Diver Walks into the Sea and Stays
Zone I: Intertidal
Before I go, I must learn to clear my ears.
Remove water from my mask while under,
control my breath until my spongy lungs
become a kind of swim bladder. Even then–
I am unwieldy. Unnatural. I am clunky machinery
strapped to a barrel of air and plastic
finned feet. I am a lemming stepping
into nothing. I walk the plank freely.
But once under, I can breathe. Here,
everything is suspended, slowed,
a kind of human miracle. Even wisps
of cuttlefish ink hang still in the water.
Imagine being surrounded by so much
unknown. Everything is suddenly worthy
of devotion. Everything has something
to teach me. I suddenly see how quietly
the world goes about its business
without me. The purple stars, the soft glow
of a shark embryo resting
on the kelp forest floor. I realize I want
something impossible: to hear a secret
no human has ever been told.
Zone II: Pelagic
Let me introduce you: here is
the slow music of a moving eel.
Strange teeth. Ink suspended
in the sea. Everywhere, green–
more green than you can imagine.
But you are already imagining.
Amazing, isn’t it, the human
mind’s speed? It races
under the demands of gravity.
Here, we float. We still breathe.
The whale’s lungs grow larger
than any brain can know, with ease.
Zone III: Benthic
I lack jaws. I lure
My clear face
is one big eye.
In heavy cold,
my shape is
wise. I need
nothing.
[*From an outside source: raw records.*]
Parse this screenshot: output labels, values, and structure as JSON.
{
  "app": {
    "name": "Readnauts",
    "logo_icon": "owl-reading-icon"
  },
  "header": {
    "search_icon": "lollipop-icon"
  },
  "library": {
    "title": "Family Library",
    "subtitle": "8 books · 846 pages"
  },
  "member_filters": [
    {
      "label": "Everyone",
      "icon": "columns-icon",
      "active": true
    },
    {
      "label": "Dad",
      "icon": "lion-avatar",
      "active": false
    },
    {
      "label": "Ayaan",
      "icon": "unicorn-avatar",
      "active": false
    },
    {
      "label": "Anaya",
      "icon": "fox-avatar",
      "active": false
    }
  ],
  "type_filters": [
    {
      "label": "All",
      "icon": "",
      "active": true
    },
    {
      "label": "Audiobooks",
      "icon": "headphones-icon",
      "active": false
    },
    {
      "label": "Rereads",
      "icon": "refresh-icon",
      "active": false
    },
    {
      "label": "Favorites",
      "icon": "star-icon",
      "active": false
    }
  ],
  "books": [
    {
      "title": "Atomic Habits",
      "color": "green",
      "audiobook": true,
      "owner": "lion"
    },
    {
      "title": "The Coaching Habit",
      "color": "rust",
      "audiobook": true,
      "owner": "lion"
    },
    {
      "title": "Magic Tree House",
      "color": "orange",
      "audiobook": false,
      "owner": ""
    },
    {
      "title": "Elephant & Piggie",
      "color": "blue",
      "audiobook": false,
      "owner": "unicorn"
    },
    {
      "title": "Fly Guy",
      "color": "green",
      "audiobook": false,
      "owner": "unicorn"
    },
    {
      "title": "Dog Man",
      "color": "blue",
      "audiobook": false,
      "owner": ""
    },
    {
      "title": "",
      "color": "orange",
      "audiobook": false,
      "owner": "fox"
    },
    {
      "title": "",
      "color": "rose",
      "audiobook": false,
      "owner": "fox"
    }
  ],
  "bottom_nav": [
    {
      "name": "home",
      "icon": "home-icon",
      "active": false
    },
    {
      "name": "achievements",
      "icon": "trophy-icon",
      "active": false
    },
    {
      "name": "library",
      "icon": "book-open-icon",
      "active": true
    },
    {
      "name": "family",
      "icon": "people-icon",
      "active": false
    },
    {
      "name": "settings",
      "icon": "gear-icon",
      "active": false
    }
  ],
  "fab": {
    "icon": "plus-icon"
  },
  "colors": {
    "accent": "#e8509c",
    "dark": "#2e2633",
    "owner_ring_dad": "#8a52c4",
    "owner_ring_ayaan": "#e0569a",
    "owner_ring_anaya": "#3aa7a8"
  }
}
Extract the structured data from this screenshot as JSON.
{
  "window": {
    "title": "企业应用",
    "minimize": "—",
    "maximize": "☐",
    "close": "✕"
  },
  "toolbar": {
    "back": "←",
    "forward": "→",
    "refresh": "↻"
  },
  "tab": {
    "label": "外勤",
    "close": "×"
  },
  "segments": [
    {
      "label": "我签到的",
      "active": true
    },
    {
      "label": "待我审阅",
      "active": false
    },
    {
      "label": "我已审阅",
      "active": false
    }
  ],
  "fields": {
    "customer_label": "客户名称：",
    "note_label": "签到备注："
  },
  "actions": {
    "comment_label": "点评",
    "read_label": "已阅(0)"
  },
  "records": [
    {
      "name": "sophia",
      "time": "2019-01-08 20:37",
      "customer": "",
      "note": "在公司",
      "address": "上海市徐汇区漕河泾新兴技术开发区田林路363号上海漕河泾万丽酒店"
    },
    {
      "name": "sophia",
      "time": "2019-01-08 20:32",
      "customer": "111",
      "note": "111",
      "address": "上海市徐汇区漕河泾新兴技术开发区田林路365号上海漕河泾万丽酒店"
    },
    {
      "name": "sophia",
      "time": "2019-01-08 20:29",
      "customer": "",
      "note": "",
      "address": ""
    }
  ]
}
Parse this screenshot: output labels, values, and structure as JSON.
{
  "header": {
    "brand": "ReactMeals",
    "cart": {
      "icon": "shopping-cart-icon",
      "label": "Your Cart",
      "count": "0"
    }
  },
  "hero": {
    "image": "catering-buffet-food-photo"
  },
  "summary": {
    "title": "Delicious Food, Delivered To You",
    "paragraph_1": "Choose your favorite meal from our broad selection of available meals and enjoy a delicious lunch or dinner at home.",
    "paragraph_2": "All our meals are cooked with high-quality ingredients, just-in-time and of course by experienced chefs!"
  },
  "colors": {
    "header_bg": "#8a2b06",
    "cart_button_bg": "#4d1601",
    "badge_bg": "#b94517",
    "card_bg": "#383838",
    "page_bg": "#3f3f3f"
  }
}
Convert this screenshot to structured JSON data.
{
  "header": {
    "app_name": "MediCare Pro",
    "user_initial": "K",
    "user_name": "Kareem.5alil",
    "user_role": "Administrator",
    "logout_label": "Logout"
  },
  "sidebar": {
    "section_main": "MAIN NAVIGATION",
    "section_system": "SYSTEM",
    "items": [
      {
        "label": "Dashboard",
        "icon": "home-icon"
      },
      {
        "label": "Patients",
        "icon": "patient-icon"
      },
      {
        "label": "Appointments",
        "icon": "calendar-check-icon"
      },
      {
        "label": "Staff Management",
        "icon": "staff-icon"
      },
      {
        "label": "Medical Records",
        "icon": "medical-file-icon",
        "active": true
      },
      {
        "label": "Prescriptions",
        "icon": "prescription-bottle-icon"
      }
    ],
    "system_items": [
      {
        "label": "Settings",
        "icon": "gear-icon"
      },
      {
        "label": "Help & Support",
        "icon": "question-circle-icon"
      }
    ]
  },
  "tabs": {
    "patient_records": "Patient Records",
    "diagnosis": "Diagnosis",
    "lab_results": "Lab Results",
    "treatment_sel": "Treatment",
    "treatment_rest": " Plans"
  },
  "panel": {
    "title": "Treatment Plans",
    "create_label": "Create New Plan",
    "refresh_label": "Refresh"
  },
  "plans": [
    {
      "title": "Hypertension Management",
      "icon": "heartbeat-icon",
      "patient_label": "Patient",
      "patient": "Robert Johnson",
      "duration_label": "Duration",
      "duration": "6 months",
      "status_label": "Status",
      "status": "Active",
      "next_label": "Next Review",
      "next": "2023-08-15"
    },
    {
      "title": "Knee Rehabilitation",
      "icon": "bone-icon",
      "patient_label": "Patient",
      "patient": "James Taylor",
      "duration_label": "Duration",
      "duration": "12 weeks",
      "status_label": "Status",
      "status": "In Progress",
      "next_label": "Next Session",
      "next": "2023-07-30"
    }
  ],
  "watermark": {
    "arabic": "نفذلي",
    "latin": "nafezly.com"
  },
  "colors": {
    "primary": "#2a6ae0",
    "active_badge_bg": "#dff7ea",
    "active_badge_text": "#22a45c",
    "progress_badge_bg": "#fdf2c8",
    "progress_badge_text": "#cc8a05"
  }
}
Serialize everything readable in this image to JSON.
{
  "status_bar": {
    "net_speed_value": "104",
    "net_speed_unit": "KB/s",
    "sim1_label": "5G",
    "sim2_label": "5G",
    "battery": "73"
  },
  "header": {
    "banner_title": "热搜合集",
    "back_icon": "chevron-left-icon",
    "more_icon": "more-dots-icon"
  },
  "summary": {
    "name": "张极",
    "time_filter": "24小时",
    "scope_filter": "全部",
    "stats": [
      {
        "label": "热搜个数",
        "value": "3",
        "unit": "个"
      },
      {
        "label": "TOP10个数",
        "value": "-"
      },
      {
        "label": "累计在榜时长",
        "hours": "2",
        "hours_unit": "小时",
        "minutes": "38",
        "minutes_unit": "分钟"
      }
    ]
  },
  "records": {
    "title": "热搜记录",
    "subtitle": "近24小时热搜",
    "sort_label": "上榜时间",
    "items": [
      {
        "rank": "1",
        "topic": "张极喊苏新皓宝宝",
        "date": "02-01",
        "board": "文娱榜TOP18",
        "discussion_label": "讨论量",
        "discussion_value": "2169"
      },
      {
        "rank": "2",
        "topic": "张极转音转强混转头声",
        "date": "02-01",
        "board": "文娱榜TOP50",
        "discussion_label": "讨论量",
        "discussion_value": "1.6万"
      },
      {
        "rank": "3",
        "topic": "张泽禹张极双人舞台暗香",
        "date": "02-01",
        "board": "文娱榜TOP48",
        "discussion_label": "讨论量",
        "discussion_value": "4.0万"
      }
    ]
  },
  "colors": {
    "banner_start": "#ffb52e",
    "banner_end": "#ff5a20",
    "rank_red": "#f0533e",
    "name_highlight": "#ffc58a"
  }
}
I survive.
If you ever met a girl with eyes the color of a swordfish, you’d leave whoever you were with and go with her.
-James Prosek, “Swordfish Research: Woods Harbour, Nova Scotia”
According to the fishermen
mounting the harpoon stand,
hauling chunks of gray flesh
into trucks of ice which I learn
are swordfish with the head
and tail lopped off, there is a blue
that only lives in the sea. The long
glassy fish with the needle-nose
is too dangerous to drag living
onto land so instead the harpoon
buries deep, stays in the fish
until it tires on a buoy, stunned,
its body gone copper. They tell me
sometimes, if you are lucky, a fish
will flicker back to its living color,
even as it is dying, the indigo shimmer
so deep you might lose your footing
to its gravity, and I wonder if this miracle
if worth all the death they must witness,
the miles at sea, the boat deck piled
high with disembodied meat, the blade
entering and entering the silver bodies
so they might glimpse the living color
once, watch the catch become a hunter
again, however briefly, the way sometimes
a blade can turn radiant in its sheath.
This poem ends with a line from Hafiz’s poem “Radiant in its Sheath.”
About Stephanie Niu
Stephanie Niu (she/her/hers) is a poet from Marietta, Georgia who earned her degrees in symbolic systems and computer science from Stanford University. Her poems have appeared or are forthcoming in ENTROPY, The Southeast Review, Poets Reading the News, and Storm Cellar. She works as a product manager in New York City. You can read more of her work at https://stephanieniu.com/poetry.html.